When pressing ex-progressive conspiracy advocates to share their reasons about their changes of heart, generally their values haven’t changed. It’s more likely that they have become more militant because they are convinced that the only way for humanity to truly move forward is for the whole political economy to come crashing down, so a true revolution of ‘love’ can rise from the ashes. 

This is horrifying for those who have lived through real political revolutions like the 1978 Revolution in Iran. The sad truth is that power relations and dynamics of ‘haves’ and ‘have nots’ don’t mysteriously disappear when a revolution succeeds. Lives are lost, dreams are broken, families are scattered throughout the world and there is a whole lot more conflict and collateral damage. There may be a political vacuum in the immediate aftermath but this is quickly filled and oftentimes violently or with leadership that is more radical than before. 


The Dali Lama said,” Be kind whenever possible. It is always possible.” In a world that is increasingly dark, polarised and chaotic, it has never been more important to be kind. Yet both on social media and in real life, we are seeing the rise of more and more anger and even abuse. Politics and pandemic have compounded to create a strong energy field of fear and uncertainty which is manifesting around the earth. Tapping into and nourishing this energy field makes it more powerful.

For those who understand energy work and the power of intention, it should be very clear that our work now lies in positivity and light (and standing against hate). How can we identify as ‘healers’ or ‘light workers’ if we are feeding a beast of uncontrollable fear and anger? Our role is to create and keep balance, to become a calm harbour in this stormy sea and above all not to engage in fear-mongering

And for those of us living in Bali, there is ritual to share highlighting how purification ceremonies, offerings and daily intentions invite harmony into our lives. All personal and gathered opportunity for prayer, meditation, yoga and sound healing is higher frequency and is what should be shared with the world. 

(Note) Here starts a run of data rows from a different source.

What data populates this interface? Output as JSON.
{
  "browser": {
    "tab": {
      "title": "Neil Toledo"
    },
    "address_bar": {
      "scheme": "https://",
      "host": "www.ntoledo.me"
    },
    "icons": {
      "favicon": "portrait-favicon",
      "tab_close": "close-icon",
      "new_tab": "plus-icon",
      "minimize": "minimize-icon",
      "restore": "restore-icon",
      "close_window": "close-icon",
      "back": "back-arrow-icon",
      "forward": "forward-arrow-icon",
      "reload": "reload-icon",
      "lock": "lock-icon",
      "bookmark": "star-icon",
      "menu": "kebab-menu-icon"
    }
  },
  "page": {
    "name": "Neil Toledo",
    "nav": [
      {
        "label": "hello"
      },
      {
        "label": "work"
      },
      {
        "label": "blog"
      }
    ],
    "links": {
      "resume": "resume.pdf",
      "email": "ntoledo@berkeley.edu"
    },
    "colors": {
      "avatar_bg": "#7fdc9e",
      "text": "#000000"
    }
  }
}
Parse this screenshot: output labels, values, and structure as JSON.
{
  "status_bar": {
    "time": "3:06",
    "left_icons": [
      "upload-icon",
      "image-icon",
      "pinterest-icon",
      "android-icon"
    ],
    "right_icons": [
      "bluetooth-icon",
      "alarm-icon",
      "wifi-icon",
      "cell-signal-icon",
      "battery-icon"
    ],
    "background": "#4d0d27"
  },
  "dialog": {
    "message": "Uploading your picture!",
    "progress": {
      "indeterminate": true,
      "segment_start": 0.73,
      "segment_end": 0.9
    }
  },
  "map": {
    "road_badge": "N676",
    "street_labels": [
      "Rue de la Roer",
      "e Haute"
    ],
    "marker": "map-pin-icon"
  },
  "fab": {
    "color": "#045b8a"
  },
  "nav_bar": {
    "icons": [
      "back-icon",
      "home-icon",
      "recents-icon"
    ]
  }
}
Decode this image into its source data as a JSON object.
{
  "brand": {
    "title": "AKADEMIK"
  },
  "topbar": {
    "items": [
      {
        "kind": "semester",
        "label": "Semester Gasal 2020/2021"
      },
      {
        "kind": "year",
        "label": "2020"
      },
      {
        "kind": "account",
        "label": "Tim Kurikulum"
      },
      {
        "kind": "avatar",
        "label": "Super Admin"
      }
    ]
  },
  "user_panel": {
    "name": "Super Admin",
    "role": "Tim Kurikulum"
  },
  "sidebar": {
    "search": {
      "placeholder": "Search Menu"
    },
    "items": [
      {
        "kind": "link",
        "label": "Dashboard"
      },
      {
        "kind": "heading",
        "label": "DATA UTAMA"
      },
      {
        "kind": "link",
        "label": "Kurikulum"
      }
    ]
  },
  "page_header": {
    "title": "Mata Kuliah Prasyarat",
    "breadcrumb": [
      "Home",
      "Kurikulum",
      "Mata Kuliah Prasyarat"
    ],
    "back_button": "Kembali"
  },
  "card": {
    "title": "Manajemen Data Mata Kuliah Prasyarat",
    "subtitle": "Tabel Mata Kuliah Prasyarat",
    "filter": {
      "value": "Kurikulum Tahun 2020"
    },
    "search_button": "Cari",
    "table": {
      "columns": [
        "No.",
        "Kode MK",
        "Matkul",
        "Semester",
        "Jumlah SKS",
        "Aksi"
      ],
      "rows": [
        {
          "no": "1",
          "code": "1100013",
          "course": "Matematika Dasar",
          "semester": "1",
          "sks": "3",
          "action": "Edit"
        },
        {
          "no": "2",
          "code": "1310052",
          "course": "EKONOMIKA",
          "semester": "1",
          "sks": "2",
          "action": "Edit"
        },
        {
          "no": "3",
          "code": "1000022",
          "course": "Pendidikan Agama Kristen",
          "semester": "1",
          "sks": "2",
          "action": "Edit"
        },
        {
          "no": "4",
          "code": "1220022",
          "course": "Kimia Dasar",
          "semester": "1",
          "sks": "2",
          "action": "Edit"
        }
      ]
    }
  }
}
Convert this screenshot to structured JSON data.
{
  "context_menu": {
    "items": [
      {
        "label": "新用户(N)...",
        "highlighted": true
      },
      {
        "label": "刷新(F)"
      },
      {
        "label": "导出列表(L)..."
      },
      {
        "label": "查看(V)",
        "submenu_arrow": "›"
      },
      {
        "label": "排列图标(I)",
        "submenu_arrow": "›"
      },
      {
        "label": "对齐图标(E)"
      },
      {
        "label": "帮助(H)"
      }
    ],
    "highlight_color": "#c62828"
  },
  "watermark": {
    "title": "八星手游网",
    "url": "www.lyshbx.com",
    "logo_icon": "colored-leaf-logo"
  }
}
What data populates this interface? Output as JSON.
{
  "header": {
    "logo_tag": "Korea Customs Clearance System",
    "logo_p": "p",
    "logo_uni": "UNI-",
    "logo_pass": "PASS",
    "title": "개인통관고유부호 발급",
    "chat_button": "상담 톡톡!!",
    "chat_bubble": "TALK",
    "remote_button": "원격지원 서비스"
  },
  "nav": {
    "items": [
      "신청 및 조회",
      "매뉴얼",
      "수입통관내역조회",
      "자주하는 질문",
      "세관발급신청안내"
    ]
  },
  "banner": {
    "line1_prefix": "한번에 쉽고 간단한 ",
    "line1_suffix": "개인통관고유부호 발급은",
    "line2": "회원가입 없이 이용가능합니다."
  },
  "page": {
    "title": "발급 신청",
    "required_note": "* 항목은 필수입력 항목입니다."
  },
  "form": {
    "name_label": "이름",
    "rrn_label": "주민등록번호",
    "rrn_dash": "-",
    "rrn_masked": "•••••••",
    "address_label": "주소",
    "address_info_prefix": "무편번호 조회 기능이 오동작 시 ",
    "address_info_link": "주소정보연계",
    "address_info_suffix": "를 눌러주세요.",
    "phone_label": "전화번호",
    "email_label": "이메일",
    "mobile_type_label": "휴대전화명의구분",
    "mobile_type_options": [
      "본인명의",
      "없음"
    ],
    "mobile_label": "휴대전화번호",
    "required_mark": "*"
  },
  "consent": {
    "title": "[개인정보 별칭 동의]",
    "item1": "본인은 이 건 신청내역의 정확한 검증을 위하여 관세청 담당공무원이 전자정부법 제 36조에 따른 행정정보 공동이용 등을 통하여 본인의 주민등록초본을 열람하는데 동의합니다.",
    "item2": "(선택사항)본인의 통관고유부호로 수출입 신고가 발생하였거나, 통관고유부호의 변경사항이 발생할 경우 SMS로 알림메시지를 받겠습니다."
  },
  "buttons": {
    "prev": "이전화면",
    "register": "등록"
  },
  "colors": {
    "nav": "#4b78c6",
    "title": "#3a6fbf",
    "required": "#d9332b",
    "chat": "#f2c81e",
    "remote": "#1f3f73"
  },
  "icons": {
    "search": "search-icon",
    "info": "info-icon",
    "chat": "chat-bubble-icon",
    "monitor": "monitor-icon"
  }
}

We need not feed off negative emotions and create bias towards polarized group perspectives. All negative emotions arise from fear, and people who are fearful are much easier to influence and manipulate than those who are in balance.


So in regards to what media we choose to consume we need to be discerning. We have the right to dictate when and how much we engage, examining the sources of news and information. In our community we have been writers and researchers, either on hard or social science subjects, for decades. We have learned that the truth is not always spoken by the loudest voices. In this disturbing new world of fake news and downright lies, it’s essential to follow the trail of words back to the source before making a decision on what to believe. Here are some tips:

  • Click away from the story to investigate the site, its mission and contacts
  • Do a quick search of the speaker/author… real? Credible?
  • Read beyond the headlines which are often sensational to generate clicks but don’t reflect the real story
  • Click the links on supporting sources, keep digging
  • Consult a fact-finding site
  • Check your biases and consider how your beliefs may be affecting your judgment

We’ve seen some slick, well produced fear-mongering videos which have no identification or search links, very fishy...

Always remember the power of intention. Many of us have experienced how our positivity attracts more positive people and experiences to us. Negative intention, of course, will attract negative people and experiences. Multiply that by millions of people, and imagine the impact of that magnitude of energy.

And so now, especially in the context of the ‘healing’ community, it’s very important to build bridges to the light instead of succumbing to the darkness. One day when airports open and people can travel again they will return. We want Bali, and Ubud to remain a special place to visit for human connection, healing and harmonic resonance.